◆ EXERCISE INSTRUCTIONS
An exact restatement of every record is required.

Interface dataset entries
# # # # # # #
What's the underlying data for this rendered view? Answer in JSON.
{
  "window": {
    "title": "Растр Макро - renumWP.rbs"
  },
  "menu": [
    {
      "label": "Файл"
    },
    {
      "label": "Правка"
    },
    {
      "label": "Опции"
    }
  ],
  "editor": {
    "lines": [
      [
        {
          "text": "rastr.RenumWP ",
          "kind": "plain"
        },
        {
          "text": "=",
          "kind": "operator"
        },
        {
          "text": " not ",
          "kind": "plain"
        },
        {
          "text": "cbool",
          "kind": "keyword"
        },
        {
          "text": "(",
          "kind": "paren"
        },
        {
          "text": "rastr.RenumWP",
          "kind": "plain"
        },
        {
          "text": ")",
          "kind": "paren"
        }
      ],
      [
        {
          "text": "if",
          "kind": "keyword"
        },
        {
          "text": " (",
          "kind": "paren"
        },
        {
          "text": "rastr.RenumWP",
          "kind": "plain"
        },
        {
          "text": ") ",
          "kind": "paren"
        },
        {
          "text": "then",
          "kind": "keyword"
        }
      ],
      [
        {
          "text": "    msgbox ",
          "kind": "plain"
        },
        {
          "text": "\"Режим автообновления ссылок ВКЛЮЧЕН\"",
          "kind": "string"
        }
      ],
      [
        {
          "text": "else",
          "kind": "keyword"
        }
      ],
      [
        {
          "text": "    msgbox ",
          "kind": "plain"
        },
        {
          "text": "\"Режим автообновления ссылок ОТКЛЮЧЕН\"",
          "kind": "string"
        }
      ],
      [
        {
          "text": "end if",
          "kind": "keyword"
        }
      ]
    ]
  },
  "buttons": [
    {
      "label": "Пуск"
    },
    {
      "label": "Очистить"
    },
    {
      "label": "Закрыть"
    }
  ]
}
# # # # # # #
◆ RESPONSE TO THIS EXERCISE
What's the underlying data for this rendered view? Answer in JSON.
{
  "window": {
    "title": "Растр Макро - renumWP.rbs"
  },
  "menu": [
    {
      "label": "Файл"
    },
    {
      "label": "Правка"
    },
    {
      "label": "Опции"
    }
  ],
  "editor": {
    "lines": [
      [
        {
          "text": "rastr.RenumWP ",
          "kind": "plain"
        },
        {
          "text": "=",
          "kind": "operator"
        },
        {
          "text": " not ",
          "kind": "plain"
        },
        {
          "text": "cbool",
          "kind": "keyword"
        },
        {
          "text": "(",
          "kind": "paren"
        },
        {
          "text": "rastr.RenumWP",
          "kind": "plain"
        },
        {
          "text": ")",
          "kind": "paren"
        }
      ],
      [
        {
          "text": "if",
          "kind": "keyword"
        },
        {
          "text": " (",
          "kind": "paren"
        },
        {
          "text": "rastr.RenumWP",
          "kind": "plain"
        },
        {
          "text": ") ",
          "kind": "paren"
        },
        {
          "text": "then",
          "kind": "keyword"
        }
      ],
      [
        {
          "text": "    msgbox ",
          "kind": "plain"
        },
        {
          "text": "\"Режим автообновления ссылок ВКЛЮЧЕН\"",
          "kind": "string"
        }
      ],
      [
        {
          "text": "else",
          "kind": "keyword"
        }
      ],
      [
        {
          "text": "    msgbox ",
          "kind": "plain"
        },
        {
          "text": "\"Режим автообновления ссылок ОТКЛЮЧЕН\"",
          "kind": "string"
        }
      ],
      [
        {
          "text": "end if",
          "kind": "keyword"
        }
      ]
    ]
  },
  "buttons": [
    {
      "label": "Пуск"
    },
    {
      "label": "Очистить"
    },
    {
      "label": "Закрыть"
    }
  ]
}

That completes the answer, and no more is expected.